Review of Renewable Energy, Work Labor, Costs, and Food Quality and Production to Evaluate the Potential of Vertical Farming in New Hampshire
Southern New Hampshire University

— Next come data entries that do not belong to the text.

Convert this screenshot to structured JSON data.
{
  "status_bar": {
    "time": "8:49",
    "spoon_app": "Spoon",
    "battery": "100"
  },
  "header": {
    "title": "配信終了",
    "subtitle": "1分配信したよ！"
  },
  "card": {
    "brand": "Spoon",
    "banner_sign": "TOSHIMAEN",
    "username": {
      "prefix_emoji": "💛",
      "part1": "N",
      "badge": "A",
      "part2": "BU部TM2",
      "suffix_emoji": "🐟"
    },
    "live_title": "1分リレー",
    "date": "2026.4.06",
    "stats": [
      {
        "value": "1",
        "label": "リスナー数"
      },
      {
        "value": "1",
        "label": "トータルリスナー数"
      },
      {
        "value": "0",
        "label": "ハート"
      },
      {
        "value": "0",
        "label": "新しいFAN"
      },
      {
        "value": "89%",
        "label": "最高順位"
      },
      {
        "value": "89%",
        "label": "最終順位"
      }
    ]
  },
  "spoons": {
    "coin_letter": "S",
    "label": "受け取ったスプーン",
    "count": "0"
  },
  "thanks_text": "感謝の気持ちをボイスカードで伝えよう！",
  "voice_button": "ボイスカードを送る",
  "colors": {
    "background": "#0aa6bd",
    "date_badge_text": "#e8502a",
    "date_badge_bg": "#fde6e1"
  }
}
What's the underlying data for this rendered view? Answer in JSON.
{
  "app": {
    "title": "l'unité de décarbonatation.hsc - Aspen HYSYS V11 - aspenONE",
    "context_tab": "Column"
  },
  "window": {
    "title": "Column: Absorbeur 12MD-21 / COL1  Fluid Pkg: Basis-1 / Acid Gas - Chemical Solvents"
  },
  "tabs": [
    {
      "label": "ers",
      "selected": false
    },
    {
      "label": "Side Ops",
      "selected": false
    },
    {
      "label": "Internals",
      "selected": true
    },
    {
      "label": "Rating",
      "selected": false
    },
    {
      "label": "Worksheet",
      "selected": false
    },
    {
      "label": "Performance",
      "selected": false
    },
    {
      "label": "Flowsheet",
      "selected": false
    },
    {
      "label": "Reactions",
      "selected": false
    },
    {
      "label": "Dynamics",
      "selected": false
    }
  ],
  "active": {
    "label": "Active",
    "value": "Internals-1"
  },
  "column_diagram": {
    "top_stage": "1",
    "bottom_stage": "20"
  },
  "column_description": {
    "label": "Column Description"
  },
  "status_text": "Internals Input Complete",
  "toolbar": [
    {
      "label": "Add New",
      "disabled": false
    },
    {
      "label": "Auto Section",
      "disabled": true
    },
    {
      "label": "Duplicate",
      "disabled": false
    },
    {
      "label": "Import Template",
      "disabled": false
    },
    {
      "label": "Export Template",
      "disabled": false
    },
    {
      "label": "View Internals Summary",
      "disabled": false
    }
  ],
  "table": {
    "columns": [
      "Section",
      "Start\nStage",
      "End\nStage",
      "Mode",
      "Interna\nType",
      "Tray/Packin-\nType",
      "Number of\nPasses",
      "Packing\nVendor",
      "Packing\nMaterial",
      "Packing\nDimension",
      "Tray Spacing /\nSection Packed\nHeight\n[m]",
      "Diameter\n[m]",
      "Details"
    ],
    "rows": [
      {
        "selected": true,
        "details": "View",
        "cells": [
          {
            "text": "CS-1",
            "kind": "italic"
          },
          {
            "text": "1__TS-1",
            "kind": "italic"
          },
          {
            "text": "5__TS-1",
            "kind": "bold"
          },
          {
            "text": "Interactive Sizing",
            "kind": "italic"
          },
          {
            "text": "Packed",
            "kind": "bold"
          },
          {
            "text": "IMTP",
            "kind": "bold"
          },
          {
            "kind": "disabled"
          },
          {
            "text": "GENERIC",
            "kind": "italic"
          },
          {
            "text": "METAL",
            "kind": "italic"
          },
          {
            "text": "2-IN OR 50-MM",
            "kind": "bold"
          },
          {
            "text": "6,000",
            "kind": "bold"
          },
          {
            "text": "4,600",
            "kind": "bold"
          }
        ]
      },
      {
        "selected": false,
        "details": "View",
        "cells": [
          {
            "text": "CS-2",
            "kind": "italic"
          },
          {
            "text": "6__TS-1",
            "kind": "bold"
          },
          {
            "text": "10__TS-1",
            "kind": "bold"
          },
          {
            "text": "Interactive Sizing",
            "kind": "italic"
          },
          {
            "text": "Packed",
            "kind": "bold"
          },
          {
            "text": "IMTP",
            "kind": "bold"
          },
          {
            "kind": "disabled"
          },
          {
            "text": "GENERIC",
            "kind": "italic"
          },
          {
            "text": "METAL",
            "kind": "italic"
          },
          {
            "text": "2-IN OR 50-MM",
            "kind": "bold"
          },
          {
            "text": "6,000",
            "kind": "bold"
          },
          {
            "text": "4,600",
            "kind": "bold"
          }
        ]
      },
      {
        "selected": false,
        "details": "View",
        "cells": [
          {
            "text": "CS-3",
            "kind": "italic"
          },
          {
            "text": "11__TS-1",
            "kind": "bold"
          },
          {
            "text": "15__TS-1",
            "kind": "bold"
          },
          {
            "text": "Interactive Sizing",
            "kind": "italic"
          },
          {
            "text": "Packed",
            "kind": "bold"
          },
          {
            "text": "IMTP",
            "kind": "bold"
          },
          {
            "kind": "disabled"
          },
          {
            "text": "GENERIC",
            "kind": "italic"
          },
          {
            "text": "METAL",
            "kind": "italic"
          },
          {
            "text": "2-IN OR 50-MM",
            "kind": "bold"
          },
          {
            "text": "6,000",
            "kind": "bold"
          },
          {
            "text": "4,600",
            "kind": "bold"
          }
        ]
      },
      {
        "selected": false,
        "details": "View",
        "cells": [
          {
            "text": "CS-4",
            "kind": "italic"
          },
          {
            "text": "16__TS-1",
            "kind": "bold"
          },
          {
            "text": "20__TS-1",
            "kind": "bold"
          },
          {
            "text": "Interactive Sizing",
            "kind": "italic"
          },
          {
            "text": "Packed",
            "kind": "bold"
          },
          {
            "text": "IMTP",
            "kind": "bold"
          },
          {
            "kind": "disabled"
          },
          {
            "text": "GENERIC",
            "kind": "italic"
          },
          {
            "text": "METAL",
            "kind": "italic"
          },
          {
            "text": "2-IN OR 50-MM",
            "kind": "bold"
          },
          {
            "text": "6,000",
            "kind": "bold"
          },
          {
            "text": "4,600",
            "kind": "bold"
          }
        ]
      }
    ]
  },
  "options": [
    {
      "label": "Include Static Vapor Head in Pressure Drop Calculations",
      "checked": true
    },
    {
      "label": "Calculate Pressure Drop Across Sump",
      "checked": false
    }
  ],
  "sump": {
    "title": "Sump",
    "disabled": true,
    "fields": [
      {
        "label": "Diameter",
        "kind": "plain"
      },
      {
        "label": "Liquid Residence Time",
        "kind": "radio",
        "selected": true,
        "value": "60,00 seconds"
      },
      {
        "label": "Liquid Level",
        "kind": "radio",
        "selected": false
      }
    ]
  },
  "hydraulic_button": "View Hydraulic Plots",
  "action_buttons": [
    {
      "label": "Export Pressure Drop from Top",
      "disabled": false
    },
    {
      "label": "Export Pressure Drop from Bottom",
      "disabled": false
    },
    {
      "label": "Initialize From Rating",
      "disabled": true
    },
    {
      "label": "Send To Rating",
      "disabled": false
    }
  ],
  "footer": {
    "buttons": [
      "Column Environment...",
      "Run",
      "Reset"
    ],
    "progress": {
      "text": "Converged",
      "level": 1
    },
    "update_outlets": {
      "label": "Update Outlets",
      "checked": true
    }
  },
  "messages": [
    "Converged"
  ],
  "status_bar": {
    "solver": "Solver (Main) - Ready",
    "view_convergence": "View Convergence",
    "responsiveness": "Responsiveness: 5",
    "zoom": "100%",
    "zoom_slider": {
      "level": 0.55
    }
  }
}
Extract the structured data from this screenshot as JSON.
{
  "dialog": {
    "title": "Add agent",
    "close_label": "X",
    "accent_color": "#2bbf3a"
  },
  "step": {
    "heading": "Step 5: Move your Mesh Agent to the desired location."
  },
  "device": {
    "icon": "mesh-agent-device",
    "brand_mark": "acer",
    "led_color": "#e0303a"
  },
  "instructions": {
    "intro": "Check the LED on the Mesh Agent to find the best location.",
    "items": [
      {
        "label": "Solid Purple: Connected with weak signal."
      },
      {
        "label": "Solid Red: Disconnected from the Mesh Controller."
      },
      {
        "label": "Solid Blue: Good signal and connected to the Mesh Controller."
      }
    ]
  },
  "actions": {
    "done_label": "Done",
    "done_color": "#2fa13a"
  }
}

Vertical farming provides a different way to produce crops. The research focuses on indoor vertical farming and the use of renewable energy sources and efficient light sources. The goal of the study is to understand the differences between vertical farming and basic agriculture, and which one is more efficient for the environment and growing population of New Hampshire. Could vertical farming be the future of cleaner, faster, and more reliable agriculture? The research provides a comparison of categories of collected data between vertical farms and basic agriculture. Categories include land use, water use, pesticides, work labor and robots, production rate, energy used, light sources, and quality of food. Wheat yield in vertical farming is projected to be 70 kg m−2 y−1 and lettuce is over 200 kg m−2 y−1, compared to the current world average; 0.3 kg m−2 y−1 for wheat yields and 2.2 kg m−2 y−1 for lettuce yields (all negative numbers here are superscripts). If land used for basic agriculture is used for vertical farming, more land than provided is expected to be required for wind energy and PV energy. However, in vertical farming the control of pests is expected to be much more attainable than in basic agriculture. Potential limitations include possible false projections due to climate change. Further research is required to better understand the role climate change plays in vertical farming, expenses for vertical farming, crops viable from vertical farming, and if it’s possible for vertical farming practices to be implemented worldwide.